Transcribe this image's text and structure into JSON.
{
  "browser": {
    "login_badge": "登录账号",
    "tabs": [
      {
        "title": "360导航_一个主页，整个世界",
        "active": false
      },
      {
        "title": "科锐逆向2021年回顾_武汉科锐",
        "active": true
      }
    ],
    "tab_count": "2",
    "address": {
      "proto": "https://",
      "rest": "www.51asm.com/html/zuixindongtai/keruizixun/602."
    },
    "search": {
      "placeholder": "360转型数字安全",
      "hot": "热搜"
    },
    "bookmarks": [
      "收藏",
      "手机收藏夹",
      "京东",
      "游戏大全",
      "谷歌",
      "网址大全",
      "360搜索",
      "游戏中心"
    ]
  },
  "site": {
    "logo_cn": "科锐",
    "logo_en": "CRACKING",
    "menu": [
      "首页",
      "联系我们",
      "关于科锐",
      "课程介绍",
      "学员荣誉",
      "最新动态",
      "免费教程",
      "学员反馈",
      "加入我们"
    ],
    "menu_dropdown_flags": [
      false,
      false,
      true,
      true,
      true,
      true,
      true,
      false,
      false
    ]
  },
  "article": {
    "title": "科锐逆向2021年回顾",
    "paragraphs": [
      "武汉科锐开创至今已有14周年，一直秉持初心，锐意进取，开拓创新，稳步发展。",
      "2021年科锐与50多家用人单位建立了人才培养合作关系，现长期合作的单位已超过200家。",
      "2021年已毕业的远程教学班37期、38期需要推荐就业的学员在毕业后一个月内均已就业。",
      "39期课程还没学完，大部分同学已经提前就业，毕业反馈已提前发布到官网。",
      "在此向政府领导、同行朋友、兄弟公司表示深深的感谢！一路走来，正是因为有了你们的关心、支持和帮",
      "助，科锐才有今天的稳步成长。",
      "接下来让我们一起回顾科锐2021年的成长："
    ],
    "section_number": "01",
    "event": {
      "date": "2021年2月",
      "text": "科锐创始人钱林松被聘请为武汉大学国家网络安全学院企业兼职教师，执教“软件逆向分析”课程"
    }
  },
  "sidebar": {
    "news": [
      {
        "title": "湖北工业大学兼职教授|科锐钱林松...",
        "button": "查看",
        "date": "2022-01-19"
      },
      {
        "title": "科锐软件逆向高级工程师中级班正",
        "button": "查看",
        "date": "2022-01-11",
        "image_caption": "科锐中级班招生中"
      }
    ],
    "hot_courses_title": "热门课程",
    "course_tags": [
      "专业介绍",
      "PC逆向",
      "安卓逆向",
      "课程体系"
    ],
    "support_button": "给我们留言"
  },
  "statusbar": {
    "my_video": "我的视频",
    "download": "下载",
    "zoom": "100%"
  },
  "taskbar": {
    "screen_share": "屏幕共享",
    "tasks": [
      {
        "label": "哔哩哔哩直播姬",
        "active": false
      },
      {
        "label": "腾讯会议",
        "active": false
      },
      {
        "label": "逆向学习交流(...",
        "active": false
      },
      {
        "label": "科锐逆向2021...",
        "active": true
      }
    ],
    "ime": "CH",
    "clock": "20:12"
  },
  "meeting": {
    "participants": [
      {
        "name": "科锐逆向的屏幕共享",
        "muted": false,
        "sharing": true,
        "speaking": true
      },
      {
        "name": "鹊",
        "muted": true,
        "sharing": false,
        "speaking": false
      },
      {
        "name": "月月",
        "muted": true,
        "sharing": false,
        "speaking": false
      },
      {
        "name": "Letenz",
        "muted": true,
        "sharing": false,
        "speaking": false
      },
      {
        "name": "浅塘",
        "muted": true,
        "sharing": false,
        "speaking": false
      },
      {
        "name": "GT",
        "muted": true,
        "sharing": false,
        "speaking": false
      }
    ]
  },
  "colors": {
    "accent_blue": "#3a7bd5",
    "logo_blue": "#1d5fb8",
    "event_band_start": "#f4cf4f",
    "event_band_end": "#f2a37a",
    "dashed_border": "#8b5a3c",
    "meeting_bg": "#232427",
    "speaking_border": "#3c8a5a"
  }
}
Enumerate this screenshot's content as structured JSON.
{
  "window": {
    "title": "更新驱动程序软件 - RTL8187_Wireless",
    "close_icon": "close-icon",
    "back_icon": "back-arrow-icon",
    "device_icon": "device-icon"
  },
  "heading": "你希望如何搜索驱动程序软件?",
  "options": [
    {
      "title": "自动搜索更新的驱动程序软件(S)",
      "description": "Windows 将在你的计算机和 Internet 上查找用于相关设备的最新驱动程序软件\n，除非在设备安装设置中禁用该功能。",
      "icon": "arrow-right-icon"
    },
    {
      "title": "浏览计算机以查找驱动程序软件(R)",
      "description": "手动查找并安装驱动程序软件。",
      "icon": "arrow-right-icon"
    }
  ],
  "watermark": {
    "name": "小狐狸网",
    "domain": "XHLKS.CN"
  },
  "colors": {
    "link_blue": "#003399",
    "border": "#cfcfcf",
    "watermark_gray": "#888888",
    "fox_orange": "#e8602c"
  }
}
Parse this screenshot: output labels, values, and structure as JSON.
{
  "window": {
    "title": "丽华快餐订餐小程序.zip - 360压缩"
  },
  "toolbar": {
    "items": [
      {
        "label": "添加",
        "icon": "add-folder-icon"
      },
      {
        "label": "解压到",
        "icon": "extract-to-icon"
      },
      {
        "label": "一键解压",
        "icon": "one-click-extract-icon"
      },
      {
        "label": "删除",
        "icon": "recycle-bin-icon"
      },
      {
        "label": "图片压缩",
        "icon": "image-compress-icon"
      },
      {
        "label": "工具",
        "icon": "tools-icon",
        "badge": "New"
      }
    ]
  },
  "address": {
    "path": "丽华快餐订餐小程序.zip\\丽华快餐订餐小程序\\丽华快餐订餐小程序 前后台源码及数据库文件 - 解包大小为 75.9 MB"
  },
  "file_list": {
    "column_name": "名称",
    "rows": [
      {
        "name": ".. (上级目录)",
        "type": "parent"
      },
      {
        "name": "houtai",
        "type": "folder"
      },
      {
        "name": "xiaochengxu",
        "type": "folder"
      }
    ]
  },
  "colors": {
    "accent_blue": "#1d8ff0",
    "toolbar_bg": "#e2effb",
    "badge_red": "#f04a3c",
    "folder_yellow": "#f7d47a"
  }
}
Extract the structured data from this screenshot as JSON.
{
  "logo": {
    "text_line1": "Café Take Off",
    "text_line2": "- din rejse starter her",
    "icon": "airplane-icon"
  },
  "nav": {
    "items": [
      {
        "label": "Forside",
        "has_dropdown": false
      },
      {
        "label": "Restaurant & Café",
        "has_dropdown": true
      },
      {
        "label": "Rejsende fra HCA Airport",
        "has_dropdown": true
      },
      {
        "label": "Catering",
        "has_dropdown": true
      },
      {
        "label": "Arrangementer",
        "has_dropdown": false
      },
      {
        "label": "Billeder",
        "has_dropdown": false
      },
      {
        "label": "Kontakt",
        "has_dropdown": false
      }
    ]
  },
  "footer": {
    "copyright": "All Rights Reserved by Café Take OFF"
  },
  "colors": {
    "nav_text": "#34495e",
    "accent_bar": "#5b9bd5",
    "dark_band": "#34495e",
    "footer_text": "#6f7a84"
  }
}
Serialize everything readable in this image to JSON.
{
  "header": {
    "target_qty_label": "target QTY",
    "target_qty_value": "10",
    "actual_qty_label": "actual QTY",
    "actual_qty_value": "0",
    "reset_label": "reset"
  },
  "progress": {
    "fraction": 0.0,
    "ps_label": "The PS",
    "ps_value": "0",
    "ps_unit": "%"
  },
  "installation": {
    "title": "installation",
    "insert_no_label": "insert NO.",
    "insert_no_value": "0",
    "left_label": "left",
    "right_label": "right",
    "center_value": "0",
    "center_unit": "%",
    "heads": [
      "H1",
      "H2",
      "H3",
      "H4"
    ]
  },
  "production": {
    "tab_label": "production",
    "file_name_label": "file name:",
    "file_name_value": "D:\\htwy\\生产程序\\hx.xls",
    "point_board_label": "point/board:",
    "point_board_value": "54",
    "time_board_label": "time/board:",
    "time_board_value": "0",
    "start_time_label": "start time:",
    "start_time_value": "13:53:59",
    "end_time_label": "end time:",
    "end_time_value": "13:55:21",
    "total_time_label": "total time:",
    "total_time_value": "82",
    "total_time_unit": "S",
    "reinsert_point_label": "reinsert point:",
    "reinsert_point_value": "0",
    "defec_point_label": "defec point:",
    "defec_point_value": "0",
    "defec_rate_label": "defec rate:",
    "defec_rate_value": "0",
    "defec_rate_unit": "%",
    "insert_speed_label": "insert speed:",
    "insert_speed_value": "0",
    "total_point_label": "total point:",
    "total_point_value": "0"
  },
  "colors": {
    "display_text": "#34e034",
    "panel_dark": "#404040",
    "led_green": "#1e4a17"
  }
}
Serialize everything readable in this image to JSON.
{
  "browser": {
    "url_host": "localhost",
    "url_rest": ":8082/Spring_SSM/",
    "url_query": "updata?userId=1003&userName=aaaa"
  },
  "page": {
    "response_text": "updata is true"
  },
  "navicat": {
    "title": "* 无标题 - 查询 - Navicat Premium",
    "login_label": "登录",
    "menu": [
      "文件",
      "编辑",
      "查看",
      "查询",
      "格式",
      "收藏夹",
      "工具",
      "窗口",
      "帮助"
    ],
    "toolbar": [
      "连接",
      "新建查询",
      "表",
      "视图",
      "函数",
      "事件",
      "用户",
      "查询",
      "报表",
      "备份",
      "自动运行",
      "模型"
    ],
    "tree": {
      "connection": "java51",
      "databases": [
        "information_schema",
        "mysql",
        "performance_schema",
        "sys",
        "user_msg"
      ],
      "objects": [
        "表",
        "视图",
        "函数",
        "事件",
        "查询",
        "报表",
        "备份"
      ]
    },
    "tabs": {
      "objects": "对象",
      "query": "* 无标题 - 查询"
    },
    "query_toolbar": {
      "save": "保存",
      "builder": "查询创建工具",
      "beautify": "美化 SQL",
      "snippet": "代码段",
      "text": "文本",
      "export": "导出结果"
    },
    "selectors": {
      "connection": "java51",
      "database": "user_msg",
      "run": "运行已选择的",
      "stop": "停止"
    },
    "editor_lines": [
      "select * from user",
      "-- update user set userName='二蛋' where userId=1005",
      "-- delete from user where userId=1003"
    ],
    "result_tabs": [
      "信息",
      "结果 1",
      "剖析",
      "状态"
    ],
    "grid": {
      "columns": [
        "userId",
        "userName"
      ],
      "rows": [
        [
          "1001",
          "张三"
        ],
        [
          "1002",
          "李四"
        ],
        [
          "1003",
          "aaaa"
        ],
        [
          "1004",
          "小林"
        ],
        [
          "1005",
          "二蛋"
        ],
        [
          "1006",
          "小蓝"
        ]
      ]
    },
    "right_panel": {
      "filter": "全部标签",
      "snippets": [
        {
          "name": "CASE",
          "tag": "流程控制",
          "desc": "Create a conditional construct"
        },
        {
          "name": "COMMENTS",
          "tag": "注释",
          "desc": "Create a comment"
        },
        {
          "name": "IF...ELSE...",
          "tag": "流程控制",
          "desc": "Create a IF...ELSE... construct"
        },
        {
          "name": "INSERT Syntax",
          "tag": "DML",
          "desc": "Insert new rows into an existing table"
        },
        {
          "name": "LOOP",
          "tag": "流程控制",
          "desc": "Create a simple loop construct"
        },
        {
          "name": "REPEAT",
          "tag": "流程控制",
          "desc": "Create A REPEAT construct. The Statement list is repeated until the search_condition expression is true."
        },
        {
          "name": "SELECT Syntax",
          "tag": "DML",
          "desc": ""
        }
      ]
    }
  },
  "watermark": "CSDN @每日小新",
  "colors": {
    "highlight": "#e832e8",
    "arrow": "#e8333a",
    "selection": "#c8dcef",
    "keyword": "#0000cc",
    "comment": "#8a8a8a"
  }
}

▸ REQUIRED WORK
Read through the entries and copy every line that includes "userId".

▸ ANSWER SECTION
    "url_query": "updata?userId=1003&userName=aaaa"
      "-- update user set userName='二蛋' where userId=1005",
      "-- delete from user where userId=1003"
        "userId",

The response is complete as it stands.